Data excerpts
□ □ □ □ □ □ □

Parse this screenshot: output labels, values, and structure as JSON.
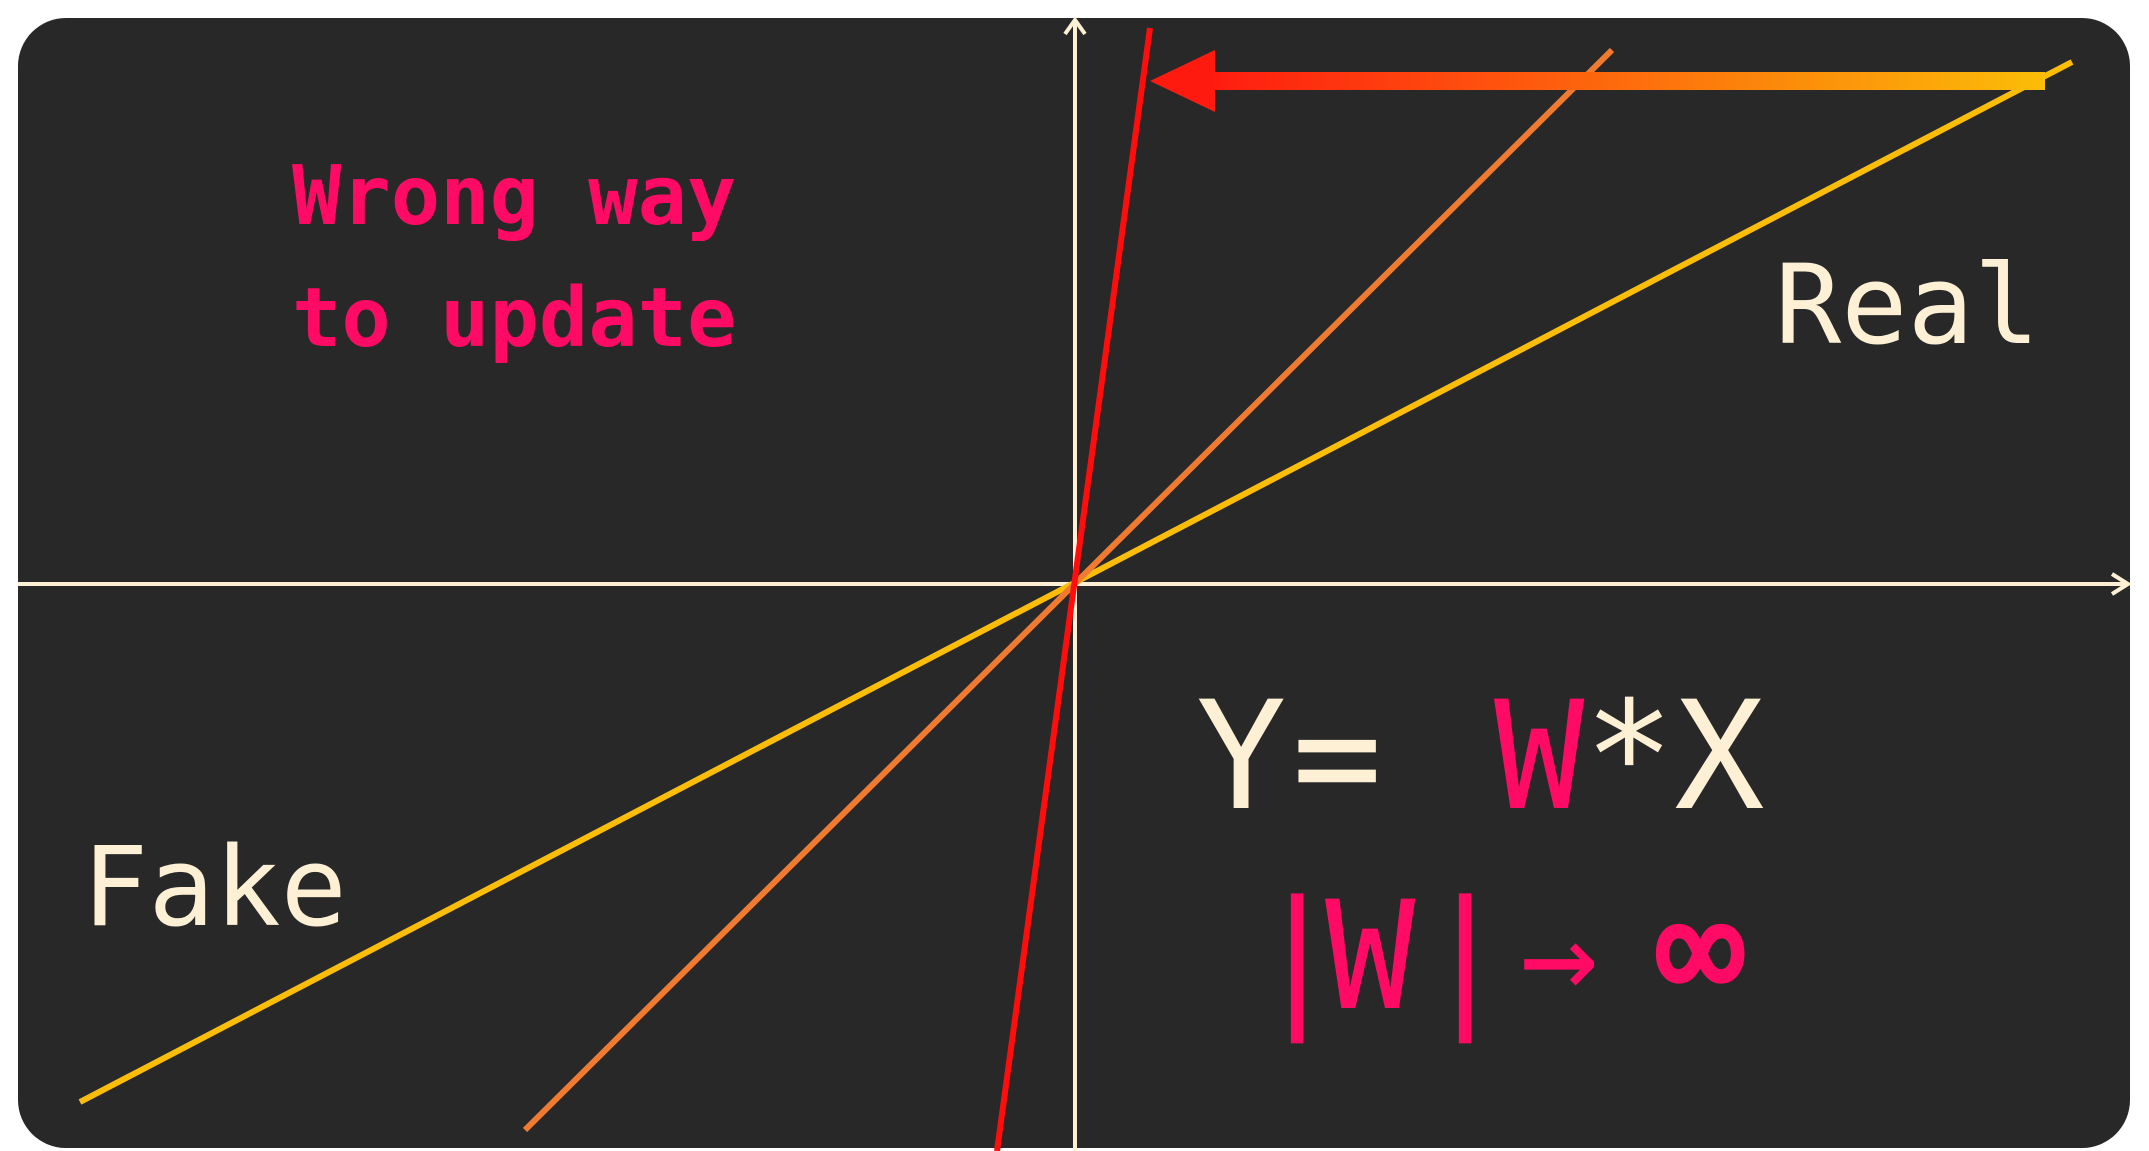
{
  "diagram": {
    "caption_line1": "Wrong way",
    "caption_line2": "to update",
    "label_real": "Real",
    "label_fake": "Fake",
    "equation": {
      "y": "Y",
      "eq": "=",
      "w": "W",
      "star_x": "*X"
    },
    "limit": {
      "bar_left": "|",
      "w": "W",
      "bar_right": "|",
      "arrow": "→",
      "infinity": "∞"
    }
  },
  "colors": {
    "background": "#282828",
    "axis": "#fdf0d5",
    "text_cream": "#fdf0d5",
    "accent_pink": "#ff0a64",
    "line_yellow": "#fbbd08",
    "line_orange": "#f07b30",
    "line_red": "#ff0d0d",
    "arrow_start": "#ff1a10",
    "arrow_end": "#fbbd08"
  }
}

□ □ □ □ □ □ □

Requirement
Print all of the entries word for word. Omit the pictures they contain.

Answer for this exercise
Parse this screenshot: output labels, values, and structure as JSON.
{
  "diagram": {
    "caption_line1": "Wrong way",
    "caption_line2": "to update",
    "label_real": "Real",
    "label_fake": "Fake",
    "equation": {
      "y": "Y",
      "eq": "=",
      "w": "W",
      "star_x": "*X"
    },
    "limit": {
      "bar_left": "|",
      "w": "W",
      "bar_right": "|",
      "arrow": "→",
      "infinity": "∞"
    }
  },
  "colors": {
    "background": "#282828",
    "axis": "#fdf0d5",
    "text_cream": "#fdf0d5",
    "accent_pink": "#ff0a64",
    "line_yellow": "#fbbd08",
    "line_orange": "#f07b30",
    "line_red": "#ff0d0d",
    "arrow_start": "#ff1a10",
    "arrow_end": "#fbbd08"
  }
}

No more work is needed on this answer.